Originally Posted by Steve922
I'm fine with the maths but can't see how those formulae are derived.
It's been a long time since my probability classes as well, but technically, I believed I used permutations (52P5) instead of combinations (52C5). Permutations consider all the different orderings and combinations do not. For instance, 52P5 = 52! / (52-5)! where 52C5 = 52P5 / 5!. Also, the great thing about probability is that there are usually many ways to work it all out. Here's how I did it:
First, consider the total number of ways to select exactly four cards of any single suit. For a single suit, there are 13P4 ways to select and order 4 cards of that 13 card suit. Since there are 4 suits, we multiply that by 4 to consider all suits. So there are 4*13P4 ways to select and order 4 cards of any single suit. For the remaining single card, it can be 52-13 = 39 different possible cards and that card can be placed into any of 5 positions. So there are 39*5 ways to select and order that remaining card.
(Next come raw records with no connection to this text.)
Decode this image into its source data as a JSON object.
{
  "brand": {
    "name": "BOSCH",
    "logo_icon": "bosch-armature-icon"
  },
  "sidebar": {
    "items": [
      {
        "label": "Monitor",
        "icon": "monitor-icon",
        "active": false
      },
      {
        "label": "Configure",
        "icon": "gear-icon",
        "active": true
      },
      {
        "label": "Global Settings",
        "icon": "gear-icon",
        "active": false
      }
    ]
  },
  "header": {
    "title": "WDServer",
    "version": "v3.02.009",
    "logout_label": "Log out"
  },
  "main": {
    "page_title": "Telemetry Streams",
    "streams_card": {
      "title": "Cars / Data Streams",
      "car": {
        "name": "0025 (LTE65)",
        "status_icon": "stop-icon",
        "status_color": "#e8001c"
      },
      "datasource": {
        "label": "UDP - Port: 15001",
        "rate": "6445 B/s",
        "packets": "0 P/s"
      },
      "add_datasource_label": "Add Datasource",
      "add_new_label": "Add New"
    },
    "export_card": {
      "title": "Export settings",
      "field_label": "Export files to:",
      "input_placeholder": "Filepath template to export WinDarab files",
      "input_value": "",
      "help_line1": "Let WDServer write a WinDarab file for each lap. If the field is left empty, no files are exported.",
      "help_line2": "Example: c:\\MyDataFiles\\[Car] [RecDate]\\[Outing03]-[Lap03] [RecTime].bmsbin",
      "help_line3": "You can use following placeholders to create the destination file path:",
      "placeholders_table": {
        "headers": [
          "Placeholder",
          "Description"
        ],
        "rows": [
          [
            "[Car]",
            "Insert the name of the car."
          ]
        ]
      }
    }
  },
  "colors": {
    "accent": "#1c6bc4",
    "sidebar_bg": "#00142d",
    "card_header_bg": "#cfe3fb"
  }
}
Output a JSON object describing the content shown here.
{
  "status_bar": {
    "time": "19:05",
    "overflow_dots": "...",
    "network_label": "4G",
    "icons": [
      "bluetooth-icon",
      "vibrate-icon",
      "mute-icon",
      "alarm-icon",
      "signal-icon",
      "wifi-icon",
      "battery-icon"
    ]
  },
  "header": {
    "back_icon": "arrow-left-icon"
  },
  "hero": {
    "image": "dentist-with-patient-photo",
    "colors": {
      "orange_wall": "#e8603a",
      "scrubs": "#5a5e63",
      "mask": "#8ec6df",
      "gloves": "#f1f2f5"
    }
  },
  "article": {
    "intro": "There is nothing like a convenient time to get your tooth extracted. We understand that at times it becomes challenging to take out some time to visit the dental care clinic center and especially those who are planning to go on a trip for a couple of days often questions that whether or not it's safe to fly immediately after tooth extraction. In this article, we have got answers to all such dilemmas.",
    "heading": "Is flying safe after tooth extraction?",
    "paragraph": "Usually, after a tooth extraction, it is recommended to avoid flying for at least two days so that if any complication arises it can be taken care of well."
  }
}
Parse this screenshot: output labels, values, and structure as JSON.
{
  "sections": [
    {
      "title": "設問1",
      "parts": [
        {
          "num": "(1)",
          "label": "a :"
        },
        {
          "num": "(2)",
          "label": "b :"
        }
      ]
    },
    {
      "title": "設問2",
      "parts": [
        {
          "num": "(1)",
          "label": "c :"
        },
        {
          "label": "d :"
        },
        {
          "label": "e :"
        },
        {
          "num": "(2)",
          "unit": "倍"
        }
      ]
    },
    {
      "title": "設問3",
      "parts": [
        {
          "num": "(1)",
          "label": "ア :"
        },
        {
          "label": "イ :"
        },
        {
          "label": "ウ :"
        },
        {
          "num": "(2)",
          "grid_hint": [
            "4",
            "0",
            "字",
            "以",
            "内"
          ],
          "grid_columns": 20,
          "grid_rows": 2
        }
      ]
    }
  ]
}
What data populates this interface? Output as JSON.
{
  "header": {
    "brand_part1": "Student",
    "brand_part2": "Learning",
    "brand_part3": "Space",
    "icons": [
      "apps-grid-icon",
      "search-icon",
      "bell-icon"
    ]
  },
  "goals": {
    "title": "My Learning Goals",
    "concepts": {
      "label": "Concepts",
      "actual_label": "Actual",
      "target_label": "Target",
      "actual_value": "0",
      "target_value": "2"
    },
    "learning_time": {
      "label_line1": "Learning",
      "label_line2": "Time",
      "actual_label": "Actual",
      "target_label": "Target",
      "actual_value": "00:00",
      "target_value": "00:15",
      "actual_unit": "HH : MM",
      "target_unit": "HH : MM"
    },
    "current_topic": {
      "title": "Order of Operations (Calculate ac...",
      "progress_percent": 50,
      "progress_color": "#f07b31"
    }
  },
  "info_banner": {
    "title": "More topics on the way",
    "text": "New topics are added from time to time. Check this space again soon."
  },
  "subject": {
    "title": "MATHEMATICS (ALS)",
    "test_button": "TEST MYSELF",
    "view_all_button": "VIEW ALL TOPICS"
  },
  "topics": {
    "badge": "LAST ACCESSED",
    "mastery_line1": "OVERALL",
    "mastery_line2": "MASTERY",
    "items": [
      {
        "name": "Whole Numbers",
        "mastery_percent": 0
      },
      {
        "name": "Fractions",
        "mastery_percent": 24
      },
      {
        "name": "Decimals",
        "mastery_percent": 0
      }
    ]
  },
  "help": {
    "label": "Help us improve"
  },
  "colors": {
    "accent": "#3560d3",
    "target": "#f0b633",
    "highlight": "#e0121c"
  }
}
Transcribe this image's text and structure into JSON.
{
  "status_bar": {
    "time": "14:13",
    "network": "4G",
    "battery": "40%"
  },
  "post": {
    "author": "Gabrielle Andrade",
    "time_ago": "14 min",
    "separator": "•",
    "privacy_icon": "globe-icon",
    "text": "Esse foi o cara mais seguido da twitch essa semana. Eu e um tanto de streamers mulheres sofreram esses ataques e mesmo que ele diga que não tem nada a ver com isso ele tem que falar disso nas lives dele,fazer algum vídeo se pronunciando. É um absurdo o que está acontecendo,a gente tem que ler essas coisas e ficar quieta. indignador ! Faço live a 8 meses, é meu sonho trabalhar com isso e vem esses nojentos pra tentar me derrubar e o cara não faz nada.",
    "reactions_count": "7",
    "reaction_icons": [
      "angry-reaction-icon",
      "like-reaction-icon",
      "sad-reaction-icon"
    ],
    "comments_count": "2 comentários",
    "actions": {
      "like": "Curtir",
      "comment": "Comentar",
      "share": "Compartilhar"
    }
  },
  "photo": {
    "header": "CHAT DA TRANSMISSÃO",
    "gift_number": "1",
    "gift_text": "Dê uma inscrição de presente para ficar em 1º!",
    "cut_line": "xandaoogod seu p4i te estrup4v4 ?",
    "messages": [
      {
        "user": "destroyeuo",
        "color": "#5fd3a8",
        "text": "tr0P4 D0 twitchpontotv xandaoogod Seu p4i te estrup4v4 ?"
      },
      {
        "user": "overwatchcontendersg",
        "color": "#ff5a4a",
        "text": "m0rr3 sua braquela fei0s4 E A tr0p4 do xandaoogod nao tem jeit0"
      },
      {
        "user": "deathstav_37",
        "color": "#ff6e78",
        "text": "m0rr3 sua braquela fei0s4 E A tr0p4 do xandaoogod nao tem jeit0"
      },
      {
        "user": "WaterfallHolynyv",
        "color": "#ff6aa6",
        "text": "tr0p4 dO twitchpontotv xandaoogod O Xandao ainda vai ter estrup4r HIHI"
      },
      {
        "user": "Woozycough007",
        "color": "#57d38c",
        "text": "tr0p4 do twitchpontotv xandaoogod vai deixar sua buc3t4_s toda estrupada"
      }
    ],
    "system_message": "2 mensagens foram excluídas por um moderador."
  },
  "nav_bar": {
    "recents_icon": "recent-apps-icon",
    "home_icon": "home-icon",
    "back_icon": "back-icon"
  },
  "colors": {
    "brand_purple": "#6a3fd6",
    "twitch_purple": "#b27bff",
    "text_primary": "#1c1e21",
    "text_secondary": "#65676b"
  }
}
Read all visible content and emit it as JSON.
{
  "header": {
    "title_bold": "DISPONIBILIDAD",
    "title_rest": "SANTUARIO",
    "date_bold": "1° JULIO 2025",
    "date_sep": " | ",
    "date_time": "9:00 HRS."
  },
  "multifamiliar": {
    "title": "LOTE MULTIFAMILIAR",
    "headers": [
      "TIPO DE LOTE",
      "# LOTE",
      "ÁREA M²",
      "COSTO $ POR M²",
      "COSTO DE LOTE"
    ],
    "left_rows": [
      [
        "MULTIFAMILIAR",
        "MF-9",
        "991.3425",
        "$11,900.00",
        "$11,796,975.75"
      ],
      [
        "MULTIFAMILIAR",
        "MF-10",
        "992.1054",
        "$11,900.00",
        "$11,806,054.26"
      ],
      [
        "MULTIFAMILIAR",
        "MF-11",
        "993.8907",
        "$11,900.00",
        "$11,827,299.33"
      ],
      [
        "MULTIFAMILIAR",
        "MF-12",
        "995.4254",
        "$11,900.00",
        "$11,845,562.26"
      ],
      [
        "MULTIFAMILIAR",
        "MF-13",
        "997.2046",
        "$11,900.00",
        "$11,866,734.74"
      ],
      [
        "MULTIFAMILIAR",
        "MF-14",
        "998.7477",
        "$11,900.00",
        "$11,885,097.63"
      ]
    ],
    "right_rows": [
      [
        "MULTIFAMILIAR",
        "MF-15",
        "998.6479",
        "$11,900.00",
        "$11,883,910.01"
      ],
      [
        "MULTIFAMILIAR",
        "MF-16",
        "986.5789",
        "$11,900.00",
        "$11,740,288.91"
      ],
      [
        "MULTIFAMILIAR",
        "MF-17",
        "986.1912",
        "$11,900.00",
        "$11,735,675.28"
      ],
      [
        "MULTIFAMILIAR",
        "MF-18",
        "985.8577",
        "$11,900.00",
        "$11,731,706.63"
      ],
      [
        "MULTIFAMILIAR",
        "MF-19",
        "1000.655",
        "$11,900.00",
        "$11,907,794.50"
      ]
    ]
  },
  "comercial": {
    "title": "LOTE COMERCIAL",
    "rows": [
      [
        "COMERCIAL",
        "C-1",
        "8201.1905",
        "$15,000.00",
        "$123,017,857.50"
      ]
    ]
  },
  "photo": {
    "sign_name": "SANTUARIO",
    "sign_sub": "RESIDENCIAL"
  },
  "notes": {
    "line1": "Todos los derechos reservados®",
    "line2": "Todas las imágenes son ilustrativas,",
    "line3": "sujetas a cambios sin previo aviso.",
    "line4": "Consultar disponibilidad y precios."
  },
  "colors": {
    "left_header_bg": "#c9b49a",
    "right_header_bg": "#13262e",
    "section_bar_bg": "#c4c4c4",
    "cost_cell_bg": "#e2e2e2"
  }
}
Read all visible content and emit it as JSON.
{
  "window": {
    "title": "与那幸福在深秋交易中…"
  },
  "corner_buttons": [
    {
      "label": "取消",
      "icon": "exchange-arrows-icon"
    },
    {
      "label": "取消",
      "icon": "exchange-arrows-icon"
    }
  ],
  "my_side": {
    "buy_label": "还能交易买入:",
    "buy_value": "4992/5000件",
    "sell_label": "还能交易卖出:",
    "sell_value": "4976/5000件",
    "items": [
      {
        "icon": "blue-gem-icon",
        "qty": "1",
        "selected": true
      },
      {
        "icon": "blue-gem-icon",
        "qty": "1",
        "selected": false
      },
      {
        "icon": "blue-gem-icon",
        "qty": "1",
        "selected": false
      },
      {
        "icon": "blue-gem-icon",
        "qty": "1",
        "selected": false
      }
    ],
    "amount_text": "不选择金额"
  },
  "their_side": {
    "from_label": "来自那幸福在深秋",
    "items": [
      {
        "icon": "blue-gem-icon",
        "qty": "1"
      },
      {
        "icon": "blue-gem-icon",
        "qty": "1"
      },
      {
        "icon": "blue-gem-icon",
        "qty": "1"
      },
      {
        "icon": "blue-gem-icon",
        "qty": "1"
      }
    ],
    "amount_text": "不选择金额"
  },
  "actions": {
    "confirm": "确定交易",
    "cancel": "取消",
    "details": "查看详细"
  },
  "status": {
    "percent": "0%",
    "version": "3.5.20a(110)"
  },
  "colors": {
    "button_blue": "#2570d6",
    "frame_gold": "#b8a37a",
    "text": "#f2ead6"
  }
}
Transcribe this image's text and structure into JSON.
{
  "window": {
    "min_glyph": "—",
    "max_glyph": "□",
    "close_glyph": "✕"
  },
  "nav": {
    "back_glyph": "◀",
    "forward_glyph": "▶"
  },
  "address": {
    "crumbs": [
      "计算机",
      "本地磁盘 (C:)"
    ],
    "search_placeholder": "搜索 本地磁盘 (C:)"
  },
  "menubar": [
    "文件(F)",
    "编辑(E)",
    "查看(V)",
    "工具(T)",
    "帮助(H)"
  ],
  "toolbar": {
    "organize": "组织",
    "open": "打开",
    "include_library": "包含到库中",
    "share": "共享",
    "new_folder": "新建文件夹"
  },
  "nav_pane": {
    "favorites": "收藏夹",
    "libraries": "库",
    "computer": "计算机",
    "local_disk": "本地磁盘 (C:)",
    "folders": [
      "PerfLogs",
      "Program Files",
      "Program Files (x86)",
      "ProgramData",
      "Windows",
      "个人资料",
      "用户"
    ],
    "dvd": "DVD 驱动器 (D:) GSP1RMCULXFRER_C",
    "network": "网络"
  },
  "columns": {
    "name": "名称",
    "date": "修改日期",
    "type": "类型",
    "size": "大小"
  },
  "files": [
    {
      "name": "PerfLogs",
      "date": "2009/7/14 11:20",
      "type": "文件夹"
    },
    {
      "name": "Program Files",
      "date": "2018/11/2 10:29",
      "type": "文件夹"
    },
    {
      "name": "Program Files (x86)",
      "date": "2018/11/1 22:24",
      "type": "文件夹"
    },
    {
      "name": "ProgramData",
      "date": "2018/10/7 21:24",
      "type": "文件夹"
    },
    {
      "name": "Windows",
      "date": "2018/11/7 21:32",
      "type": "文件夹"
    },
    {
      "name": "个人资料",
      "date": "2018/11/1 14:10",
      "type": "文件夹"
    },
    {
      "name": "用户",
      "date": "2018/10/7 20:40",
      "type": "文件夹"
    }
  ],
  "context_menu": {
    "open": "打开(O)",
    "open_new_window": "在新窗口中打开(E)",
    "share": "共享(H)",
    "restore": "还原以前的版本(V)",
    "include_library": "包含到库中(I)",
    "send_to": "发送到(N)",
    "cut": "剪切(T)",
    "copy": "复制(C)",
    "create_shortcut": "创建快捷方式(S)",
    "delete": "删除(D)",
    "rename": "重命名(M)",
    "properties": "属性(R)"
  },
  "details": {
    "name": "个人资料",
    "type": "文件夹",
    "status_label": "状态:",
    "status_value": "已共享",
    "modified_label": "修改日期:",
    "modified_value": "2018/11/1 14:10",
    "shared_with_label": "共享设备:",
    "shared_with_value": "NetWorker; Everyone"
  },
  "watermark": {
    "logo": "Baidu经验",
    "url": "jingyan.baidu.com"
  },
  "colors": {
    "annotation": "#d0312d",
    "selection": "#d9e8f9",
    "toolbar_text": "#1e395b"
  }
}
Therefore, there are 4*13P4*39*5 total ways to select and order the cards.
Second, to arrive at a probability, we just divide that total by the total number of ways to select and order 5 cards from a total of 52, which is 52P5.
So, the probability of a board with exactly 4 cards of a single suit is:
4*13P4*39*5 / 52P5 =
4*13*12*11*10*39*5 / 52*51*50*49*48 =
13384800 / 311875200 =
0.0429 = 4.29%
Note that this is the same answer that others have gotten using different methods, so that is definitely a plus!
BTW, I'm glad you asked the question because it forced me to refresh all that 52P5 and 52C5 notation for myself as well!